As the public health crisis worsened, there’s no doubt that the car’s MOT slipped from its previous place of priority in most people’s minds. This has been the unintended consequence of putting the extension in place back in early 2020. With six months meaning different dates for different drivers, as well as multiple lockdowns, changes to COVID-19 prevention rules, the multi-tier system and other information overloads the populace have been dealing with, it seems the date of the MOT test has slipped through the net.
National Divide on MOT
While these figures give us a nationwide average, the picture has not been the same across the entire country. Newcastle, for example, has proven itself the most exemplary area, with 90 percent of drivers knowing exactly when their MOT test was due even when factoring in the extension. The worst-affected area seems to be Bristol, where only four out of ten drivers apparently know that same key date.
Conclusion: What Do These Figures Mean?
The numbers put out by Total UK are alarming for a number of reasons. First of all, they indicate that as the country prepares to open up again in the wake of an ongoing but so-far highly successful vaccine rollout, there could be millions of cars on the road that are unsafe for use. The MOT may seem like a trivial expense to many of us, but the checks performed largely ensure that an unworthy machine isn’t allowed to operate on our public roads, and that protects the drivers of those machines as well as those mad victim by their inevitable failures.
A second implication is a potential wave of punishments coming the way of the British population. If people don’t get their MOT date in order and complete the test on time, then they could be facing a steep fine, as well as their car being impounded. That’s going to be far more expensive in all to deal with than it would be just to get the test and even get something repaired that needs repairing.

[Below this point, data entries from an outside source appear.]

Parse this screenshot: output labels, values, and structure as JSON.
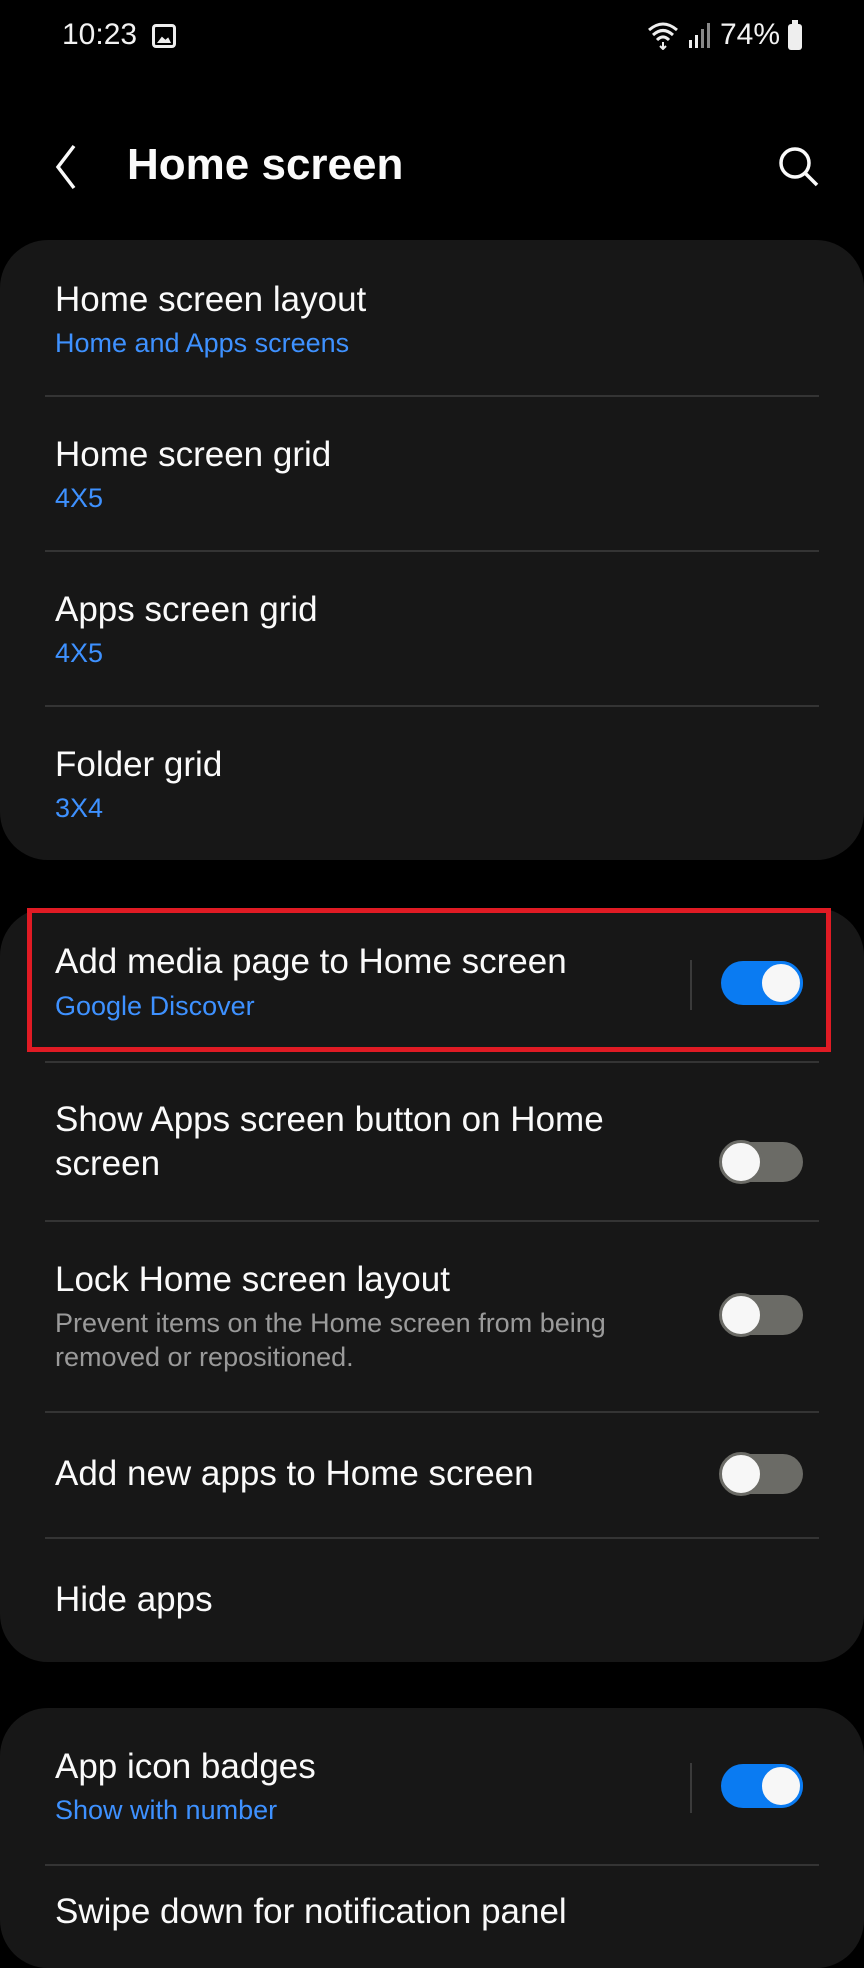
{
  "status_bar": {
    "time": "10:23",
    "battery": "74%"
  },
  "header": {
    "title": "Home screen"
  },
  "group1": [
    {
      "title": "Home screen layout",
      "subtitle": "Home and Apps screens"
    },
    {
      "title": "Home screen grid",
      "subtitle": "4X5"
    },
    {
      "title": "Apps screen grid",
      "subtitle": "4X5"
    },
    {
      "title": "Folder grid",
      "subtitle": "3X4"
    }
  ],
  "group2": [
    {
      "title": "Add media page to Home screen",
      "subtitle": "Google Discover",
      "toggle": "on"
    },
    {
      "title": "Show Apps screen button on Home screen",
      "toggle": "off"
    },
    {
      "title": "Lock Home screen layout",
      "description": "Prevent items on the Home screen from being removed or repositioned.",
      "toggle": "off"
    },
    {
      "title": "Add new apps to Home screen",
      "toggle": "off"
    },
    {
      "title": "Hide apps"
    }
  ],
  "group3": [
    {
      "title": "App icon badges",
      "subtitle": "Show with number",
      "toggle": "on"
    },
    {
      "title": "Swipe down for notification panel"
    }
  ],
  "colors": {
    "accent": "#3e91ff",
    "toggle_on": "#0a7bf2",
    "highlight": "#e01b24"
  }
}
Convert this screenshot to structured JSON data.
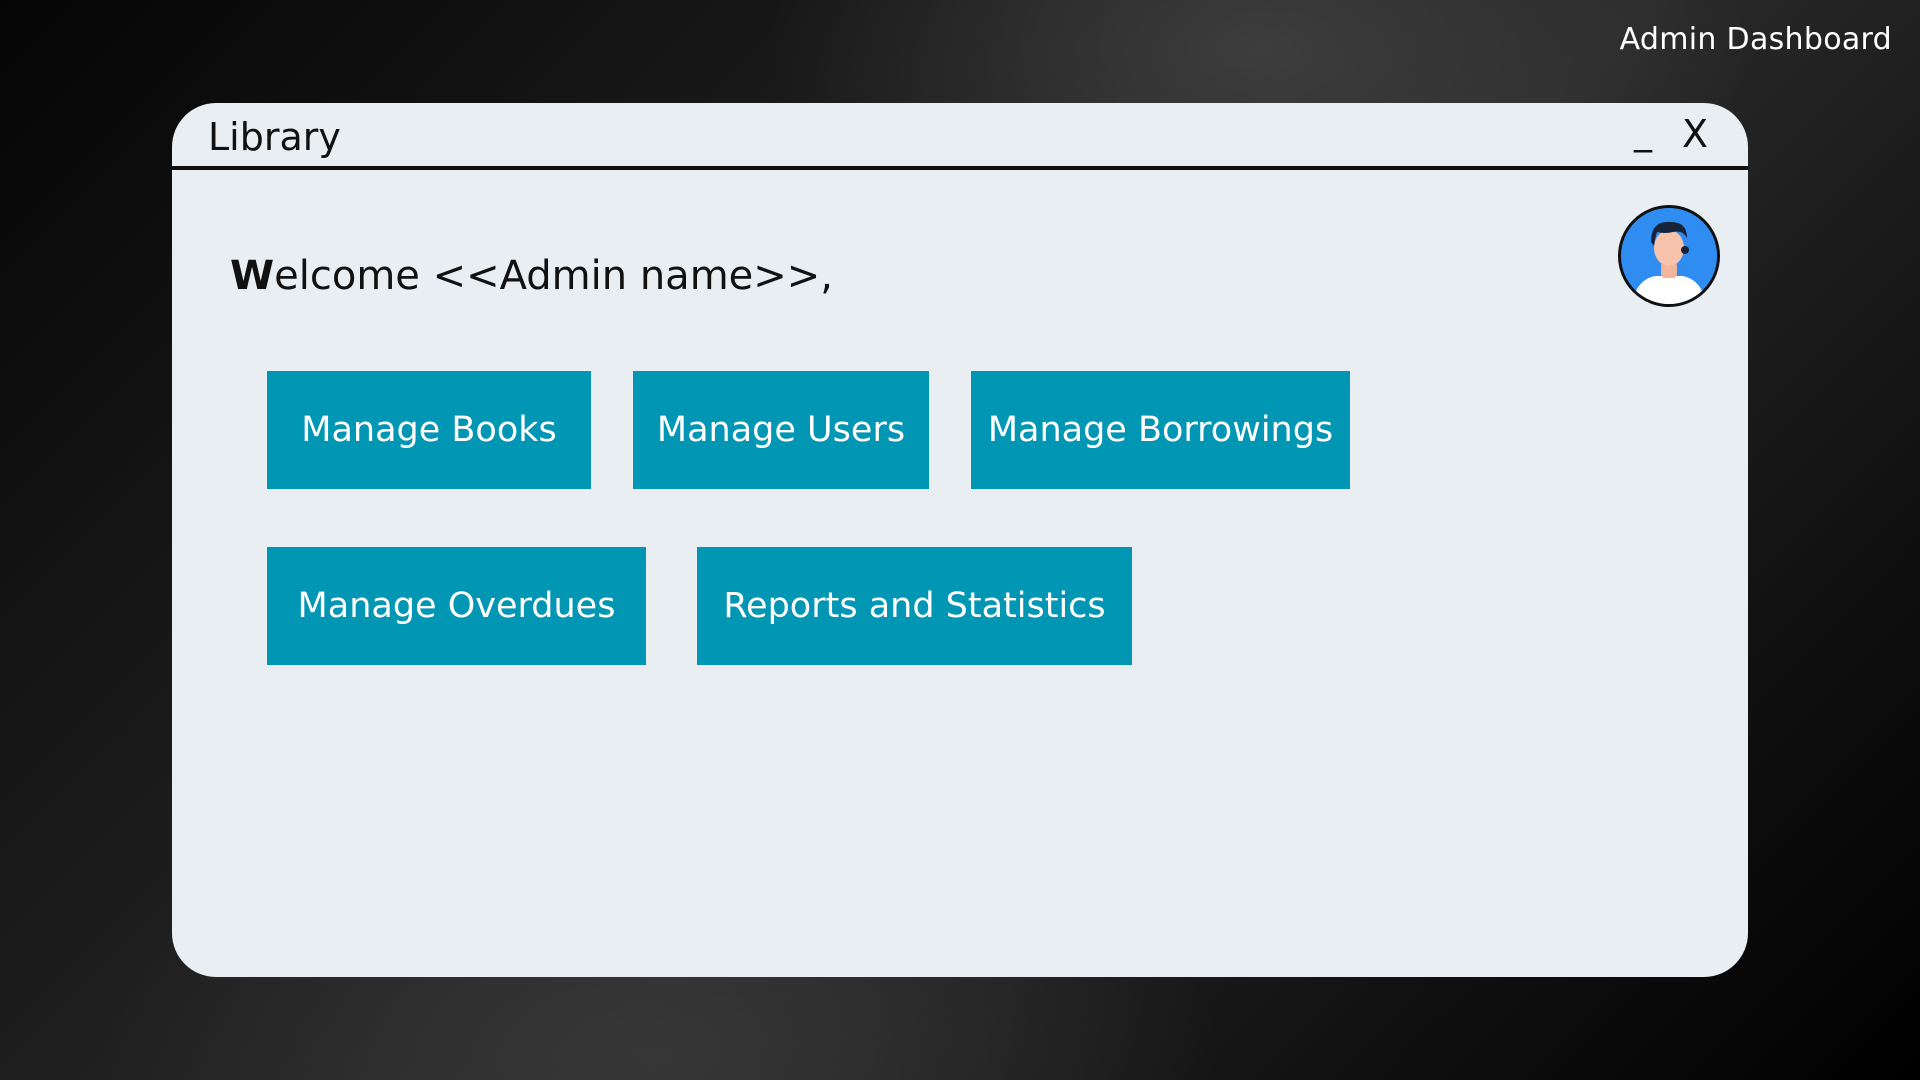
{
  "page": {
    "corner_title": "Admin Dashboard"
  },
  "window": {
    "title": "Library",
    "minimize_label": "_",
    "close_label": "X"
  },
  "main": {
    "welcome_initial": "W",
    "welcome_rest": "elcome <<Admin name>>,",
    "avatar_icon": "user-avatar-icon",
    "buttons": [
      {
        "label": "Manage Books"
      },
      {
        "label": "Manage Users"
      },
      {
        "label": "Manage Borrowings"
      },
      {
        "label": "Manage Overdues"
      },
      {
        "label": "Reports and Statistics"
      }
    ]
  },
  "colors": {
    "button_bg": "#0096b4",
    "window_bg": "#e8eef2",
    "avatar_bg": "#2f8cf0"
  }
}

Finally, it implies that while some announcements and policies in these troubled times have good intentions, we should all be wary of what they mean in the longer term. The first thing people should have done when the extensions arrived was confirmed a new date with their MOT testing centre, or at least calculated a provisional one and put it onto a calendar. In all, it’s a failure of personal responsibility, as well as government policy.
Make sure you haven’t got your MOT date mixed up. Driving a car that isn’t roadworthy is a danger to yourself and others. Check in with your local MOT test centre and get a date confirmation as soon as possible.